Every patient and their caregivers have the right to information on the rates to be charged by the hospital for each type of service provided and facilities available on a prominent display board and a brochure. They have the right to receive a detailed bill before payment. It is the duty of the hospital to display key rates at a conspicuous place in local as well as the English language and to make available the detailed schedule of rates in a booklet form to all patients/caregivers.
8. Right to non-discrimination
Every person has the right to receive the treatment irrespective of caste, gender, type of illness or any other factors.
9. Right to safety and quality care according to the standards
According to this provision, every patient has the right to safety and security on the hospital premises. They have a right to be provided with care in an requisite cleanliness, infection control measures, safe drinking water as per BIS/FSSAI Standards and sanitation facilities.
10. Right to choose alternative treatment options if available
Patients and their caretakers have the right to choose alternative treatments after carefully considering all aspects of the situation.
11. Right to choose the source for obtaining medicines or tests
When any medicine is prescribed by a doctor or a hospital, the patients and their caregivers have the right to choose any registered pharmacy of their choice to purchase them.
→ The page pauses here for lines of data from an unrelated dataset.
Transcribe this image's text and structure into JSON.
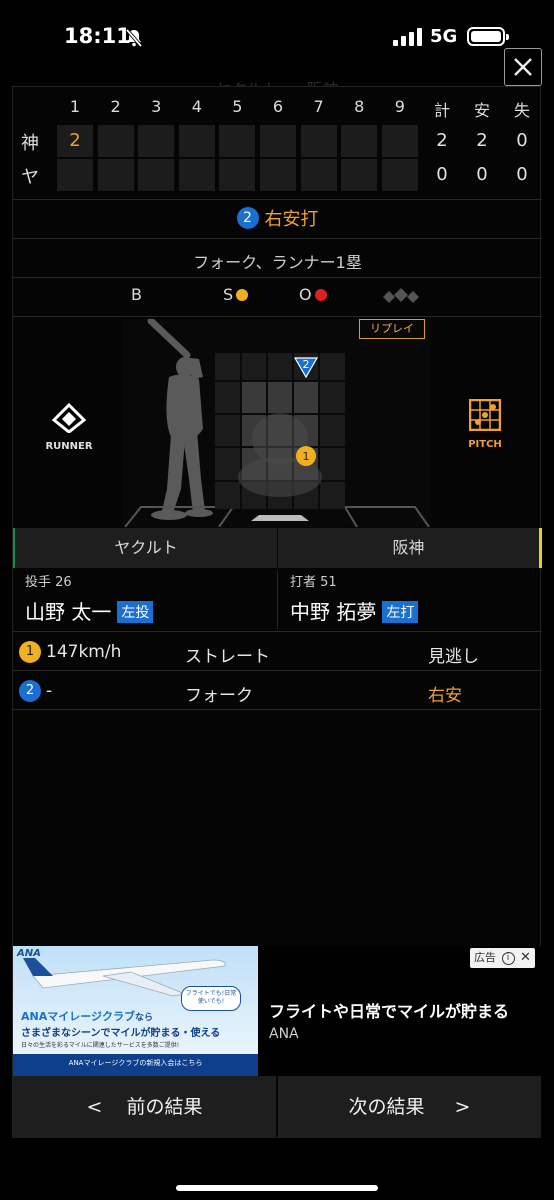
{
  "status": {
    "time": "18:11",
    "network": "5G"
  },
  "background_title": "ヤクルト vs 阪神",
  "scoreboard": {
    "innings": [
      "1",
      "2",
      "3",
      "4",
      "5",
      "6",
      "7",
      "8",
      "9"
    ],
    "totals_headers": [
      "計",
      "安",
      "失"
    ],
    "rows": [
      {
        "team": "神",
        "innings": [
          "2",
          "",
          "",
          "",
          "",
          "",
          "",
          "",
          ""
        ],
        "totals": [
          "2",
          "2",
          "0"
        ]
      },
      {
        "team": "ヤ",
        "innings": [
          "",
          "",
          "",
          "",
          "",
          "",
          "",
          "",
          ""
        ],
        "totals": [
          "0",
          "0",
          "0"
        ]
      }
    ]
  },
  "play": {
    "number": "2",
    "result": "右安打",
    "detail": "フォーク、ランナー1塁"
  },
  "count": {
    "b_label": "B",
    "s_label": "S",
    "o_label": "O",
    "balls": 0,
    "strikes": 1,
    "outs": 1
  },
  "field": {
    "replay_label": "リプレイ",
    "runner_label": "RUNNER",
    "pitch_label": "PITCH",
    "pitch_markers": [
      {
        "number": "1",
        "zone_col": 2,
        "zone_row": 2,
        "color": "#f0b020"
      },
      {
        "number": "2",
        "zone_col": 2,
        "zone_row": 0,
        "color": "#1a6fd1"
      }
    ]
  },
  "teams": {
    "left": "ヤクルト",
    "right": "阪神"
  },
  "pitcher": {
    "role": "投手 26",
    "name": "山野 太一",
    "hand": "左投"
  },
  "batter": {
    "role": "打者 51",
    "name": "中野 拓夢",
    "hand": "左打"
  },
  "pitches": [
    {
      "number": "1",
      "speed": "147km/h",
      "type": "ストレート",
      "result": "見逃し",
      "badge_color": "#f0b020",
      "result_color": "#e6e6e6"
    },
    {
      "number": "2",
      "speed": "-",
      "type": "フォーク",
      "result": "右安",
      "badge_color": "#1a6fd1",
      "result_color": "#f0a030"
    }
  ],
  "ad": {
    "label": "広告",
    "headline": "フライトや日常でマイルが貯まる",
    "brand": "ANA",
    "image_logo": "ANA",
    "image_title": "ANAマイレージクラブ",
    "image_title_suffix": "なら",
    "image_line2": "さまざまなシーンでマイルが貯まる・使える",
    "image_line3": "日々の生活を彩るマイルに関連したサービスを多数ご提供!",
    "image_bubble": "フライトでも!日常使いでも!",
    "image_footer": "ANAマイレージクラブの新規入会はこちら"
  },
  "nav": {
    "prev": "前の結果",
    "next": "次の結果"
  },
  "colors": {
    "accent_orange": "#f0a030",
    "badge_blue": "#1a6fd1",
    "strike_yellow": "#f0b020",
    "out_red": "#e02020",
    "left_team_bar": "#1a8a4a",
    "right_team_bar": "#e8d020"
  }
}
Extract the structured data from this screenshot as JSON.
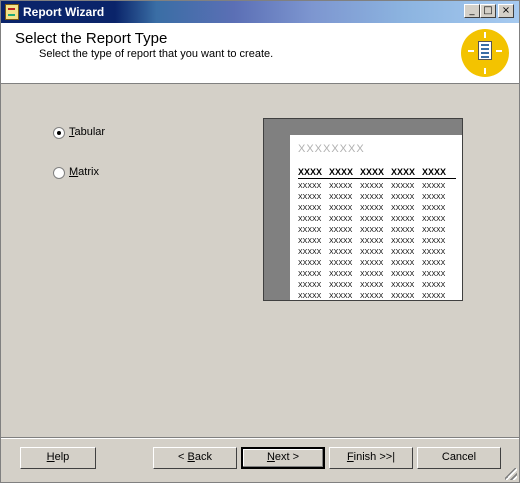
{
  "window": {
    "title": "Report Wizard",
    "controls": {
      "minimize": "_",
      "maximize": "□",
      "close": "×"
    }
  },
  "header": {
    "title": "Select the Report Type",
    "subtitle": "Select the type of report that you want to create."
  },
  "options": [
    {
      "label_prefix": "",
      "label_mnemonic": "T",
      "label_rest": "abular",
      "checked": true
    },
    {
      "label_prefix": "",
      "label_mnemonic": "M",
      "label_rest": "atrix",
      "checked": false
    }
  ],
  "preview": {
    "title": "XXXXXXXX",
    "headers": [
      "XXXX",
      "XXXX",
      "XXXX",
      "XXXX",
      "XXXX"
    ],
    "cell": "XXXXX",
    "row_count": 11
  },
  "buttons": {
    "help": {
      "mnemonic": "H",
      "rest": "elp"
    },
    "back": {
      "prefix": "< ",
      "mnemonic": "B",
      "rest": "ack"
    },
    "next": {
      "prefix": "",
      "mnemonic": "N",
      "rest": "ext >"
    },
    "finish": {
      "prefix": "",
      "mnemonic": "F",
      "rest": "inish >>|"
    },
    "cancel": {
      "label": "Cancel"
    }
  }
}
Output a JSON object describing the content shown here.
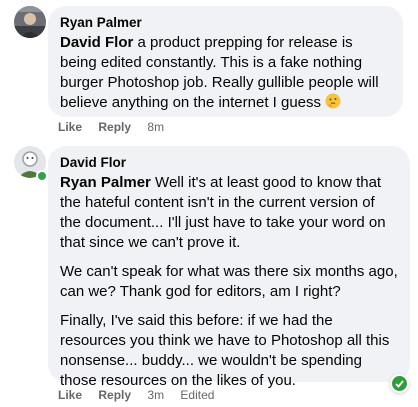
{
  "comments": [
    {
      "author": "Ryan Palmer",
      "mention": "David Flor",
      "text": " a product prepping for release is being edited constantly. This is a fake nothing burger Photoshop job. Really gullible people will believe anything on the internet I guess",
      "emoji": "thinking-face",
      "actions": {
        "like": "Like",
        "reply": "Reply",
        "time": "8m"
      }
    },
    {
      "author": "David Flor",
      "mention": "Ryan Palmer",
      "paragraphs": [
        " Well it's at least good to know that the hateful content isn't in the current version of the document... I'll just have to take your word on that since we can't prove it.",
        "We can't speak for what was there six months ago, can we? Thank god for editors, am I right?",
        "Finally, I've said this before: if we had the resources you think we have to Photoshop all this nonsense... buddy... we wouldn't be spending those resources on the likes of you."
      ],
      "online": true,
      "reaction_icon": "green-reaction-icon",
      "actions": {
        "like": "Like",
        "reply": "Reply",
        "time": "3m",
        "edited": "Edited"
      }
    }
  ],
  "colors": {
    "bubble": "#f0f2f5",
    "text": "#050505",
    "secondary": "#65676b",
    "online": "#31a24c"
  }
}
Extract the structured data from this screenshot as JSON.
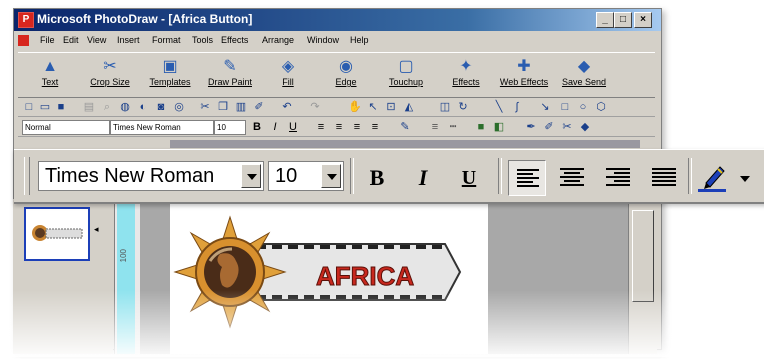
{
  "window": {
    "title": "Microsoft PhotoDraw - [Africa Button]",
    "app_icon_glyph": "P",
    "controls": [
      "_",
      "□",
      "×"
    ]
  },
  "menu": [
    "File",
    "Edit",
    "View",
    "Insert",
    "Format",
    "Tools",
    "Effects",
    "Arrange",
    "Window",
    "Help"
  ],
  "big_toolbar": [
    {
      "label": "Text",
      "icon": "text-icon"
    },
    {
      "label": "Crop Size",
      "icon": "crop-icon"
    },
    {
      "label": "Templates",
      "icon": "templates-icon"
    },
    {
      "label": "Draw Paint",
      "icon": "draw-paint-icon"
    },
    {
      "label": "Fill",
      "icon": "fill-icon"
    },
    {
      "label": "Edge",
      "icon": "edge-icon"
    },
    {
      "label": "Touchup",
      "icon": "touchup-icon"
    },
    {
      "label": "Effects",
      "icon": "effects-icon"
    },
    {
      "label": "Web Effects",
      "icon": "web-effects-icon"
    },
    {
      "label": "Save Send",
      "icon": "save-send-icon"
    }
  ],
  "format_bar_small": {
    "style": "Normal",
    "font": "Times New Roman",
    "size": "10"
  },
  "zoomed_bar": {
    "font": "Times New Roman",
    "size": "10",
    "bold": "B",
    "italic": "I",
    "underline": "U"
  },
  "thumbnail": {
    "arrow": "◂"
  },
  "ruler_label": "100",
  "image": {
    "banner_text": "AFRICA"
  },
  "colors": {
    "titlebar": "#0a246a",
    "banner_text": "#c8281e",
    "ruler_blue": "#8fe3ee",
    "accent_blue": "#1c3fb8"
  }
}
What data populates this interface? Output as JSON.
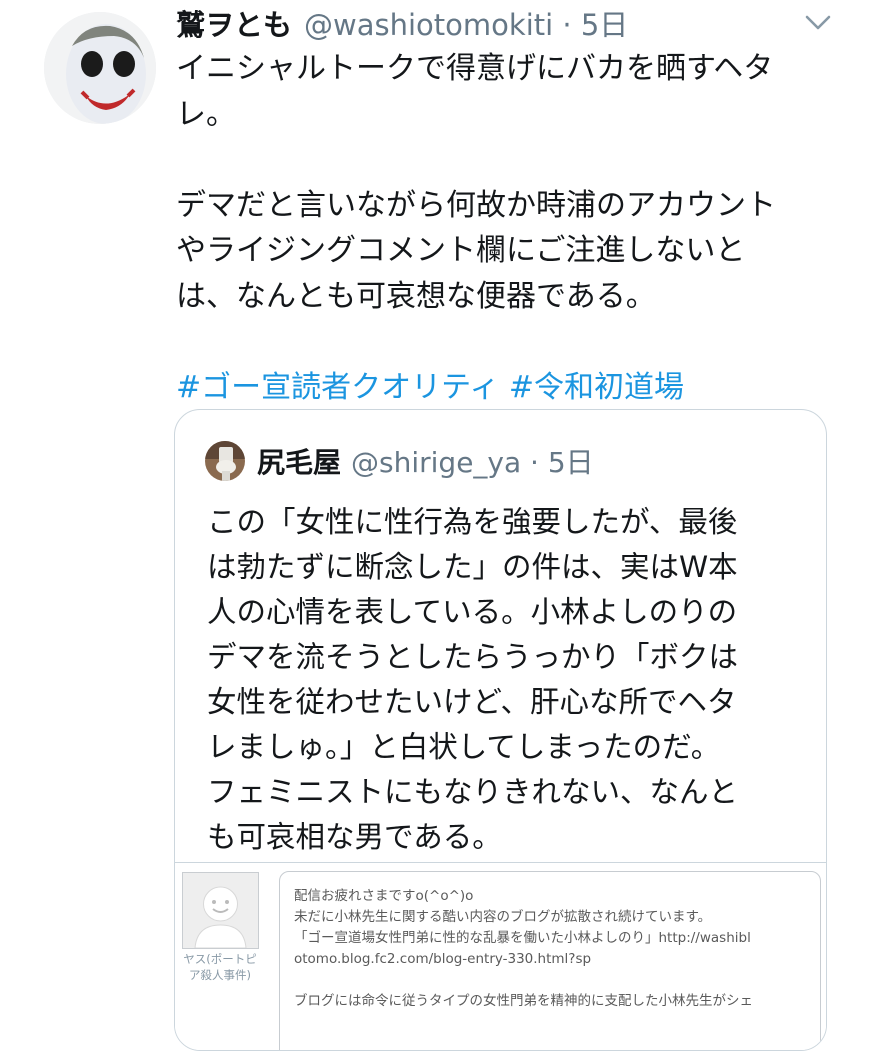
{
  "tweet": {
    "display_name": "鷲ヲとも",
    "handle_time": "@washiotomokiti · 5日",
    "lines": [
      "イニシャルトークで得意げにバカを晒すヘタ",
      "レ。",
      "",
      "デマだと言いながら何故か時浦のアカウント",
      "やライジングコメント欄にご注進しないと",
      "は、なんとも可哀想な便器である。",
      ""
    ],
    "hashtag1": "#ゴー宣読者クオリティ",
    "hashtag2": "#令和初道場",
    "menu_icon": "chevron-down-icon"
  },
  "quote": {
    "display_name": "尻毛屋",
    "handle_time": "@shirige_ya · 5日",
    "lines": [
      "この「女性に性行為を強要したが、最後",
      "は勃たずに断念した」の件は、実はW本",
      "人の心情を表している。小林よしのりの",
      "デマを流そうとしたらうっかり「ボクは",
      "女性を従わせたいけど、肝心な所でヘタ",
      "レましゅ。」と白状してしまったのだ。",
      "フェミニストにもなりきれない、なんと",
      "も可哀相な男である。"
    ]
  },
  "embed": {
    "caption_line1": "ヤス(ポートピ",
    "caption_line2": "ア殺人事件)",
    "lines": [
      "配信お疲れさまですo(^o^)o",
      "未だに小林先生に関する酷い内容のブログが拡散され続けています。",
      "「ゴー宣道場女性門弟に性的な乱暴を働いた小林よしのり」http://washibl",
      "otomo.blog.fc2.com/blog-entry-330.html?sp",
      "",
      "ブログには命令に従うタイプの女性門弟を精神的に支配した小林先生がシェ"
    ]
  },
  "colors": {
    "link": "#1b95e0",
    "secondary": "#657786",
    "border": "#ccd6dd"
  }
}
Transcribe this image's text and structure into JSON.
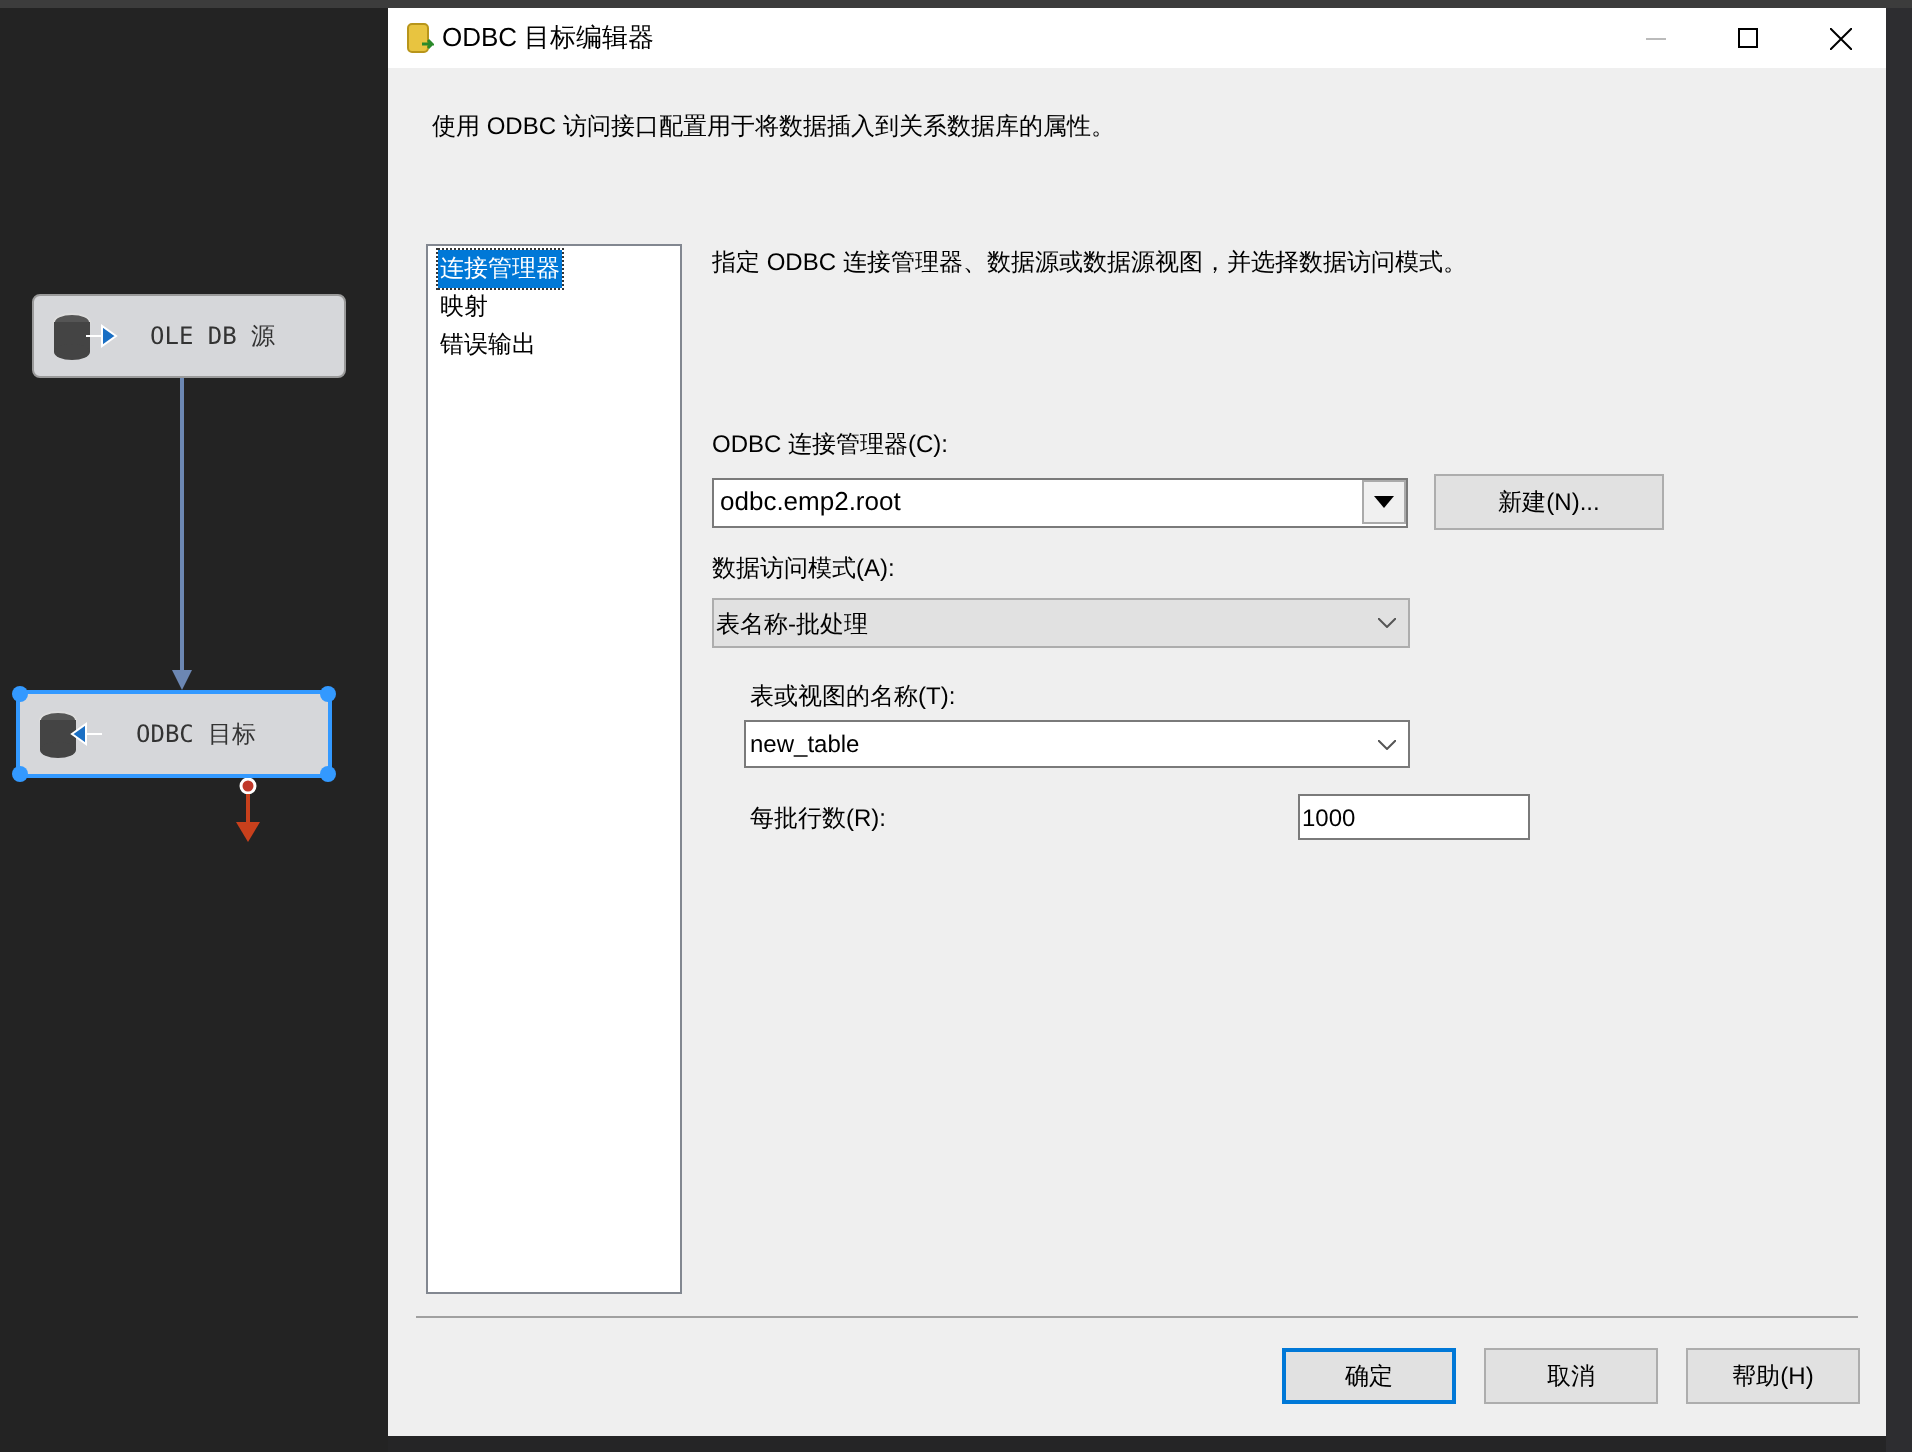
{
  "canvas": {
    "nodes": [
      {
        "kind": "source",
        "label": "OLE DB 源",
        "selected": false
      },
      {
        "kind": "destination",
        "label": "ODBC 目标",
        "selected": true
      }
    ]
  },
  "window": {
    "title": "ODBC 目标编辑器"
  },
  "description": "使用 ODBC 访问接口配置用于将数据插入到关系数据库的属性。",
  "sidebar": {
    "items": [
      {
        "label": "连接管理器",
        "selected": true
      },
      {
        "label": "映射",
        "selected": false
      },
      {
        "label": "错误输出",
        "selected": false
      }
    ]
  },
  "panel": {
    "heading": "指定 ODBC 连接管理器、数据源或数据源视图，并选择数据访问模式。",
    "connection_manager": {
      "label": "ODBC 连接管理器(C):",
      "value": "odbc.emp2.root"
    },
    "new_button": "新建(N)...",
    "access_mode": {
      "label": "数据访问模式(A):",
      "value": "表名称-批处理"
    },
    "table_name": {
      "label": "表或视图的名称(T):",
      "value": "new_table"
    },
    "rows_per_batch": {
      "label": "每批行数(R):",
      "value": "1000"
    }
  },
  "buttons": [
    {
      "label": "确定",
      "default": true
    },
    {
      "label": "取消",
      "default": false
    },
    {
      "label": "帮助(H)",
      "default": false
    }
  ]
}
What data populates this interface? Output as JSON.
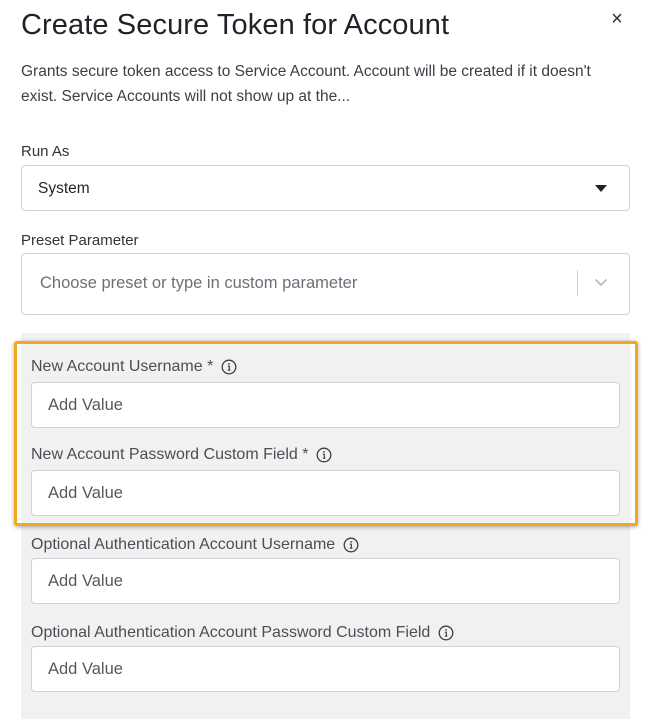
{
  "dialog": {
    "title": "Create Secure Token for Account",
    "close_icon": "×",
    "description": "Grants secure token access to Service Account. Account will be created if it doesn't exist. Service Accounts will not show up at the..."
  },
  "run_as": {
    "label": "Run As",
    "value": "System"
  },
  "preset": {
    "label": "Preset Parameter",
    "placeholder": "Choose preset or type in custom parameter"
  },
  "fields": [
    {
      "label": "New Account Username *",
      "placeholder": "Add Value"
    },
    {
      "label": "New Account Password Custom Field *",
      "placeholder": "Add Value"
    },
    {
      "label": "Optional Authentication Account Username",
      "placeholder": "Add Value"
    },
    {
      "label": "Optional Authentication Account Password Custom Field",
      "placeholder": "Add Value"
    }
  ],
  "colors": {
    "highlight": "#f2a81d",
    "panel_bg": "#f1f1f1"
  }
}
Similarly, when a particular investigation is advised by a doctor or a hospital, the patient and his caregiver have a right to obtain this investigation from any registered diagnostic centre/laboratory having qualified personnel and accredited by National Accreditation Board for Laboratories.
12. Right to proper referral and transfer, which is free from perverse commercial influences
A patient has the right to continuity of care, and the right to be duly registered at the treatment has, as well as at any subsequent facilities where care.
13. Right to protection for patients involved in clinical trials
Every person/patient who is approached to participate in a clinical trial has a right to due protection. All clinical trials must be conducted in compliance with the protocols and good clinical practice guidelines issued by the Central Drugs Standard Control Organisation and other applicable provisions.
14. Right to protection of participants involved in biomedical and health research
Every patient who takes part in a biomedical research can be considered as a research participant and every research participant has the right to due protection in this context. Their right to dignity, privacy and confidentiality needs to be upheld even during the research. If the participant suffers direct physical, psychological, social, legal or economic harm, they are eligible for financial or other assistance by the hospital.
15. Right to take discharge of the patient, or receive the body of deceased from the hospital
According to this provision, the patient has the right to take the discharge and cannot be detained in a hospital, on procedural grounds such as a dispute in payment of hospital charges. Similarly, caretakers have the right to the dead body of a patient who had been treated in a hospital and the dead body cannot be detailed on procedural grounds, including nonpayment/dispute regarding payment of hospital charges against wishes of the caretakers.
16. Right to patient education
Each and every patient have the right to get information on Major facts about their condition, healthy living practices, their rights and responsibilities, the health insurance schemes relevant to them and so on.
17. Right to be heard and seek redressal
Patients and their caregivers have the right to give feedback comment or complaint regarding the health care they received or currently receiving. Patients and caregivers have the right to seek redressal in case they are aggrieved, on account of infringement of any of the above-mentioned rights in this charter. This may be done by lodging a complaint with an official designated for this purpose by the hospital and further with an official mechanism constituted by the government.
Source: 1. https://thelogicalindian.com/awareness/patient-rights-india/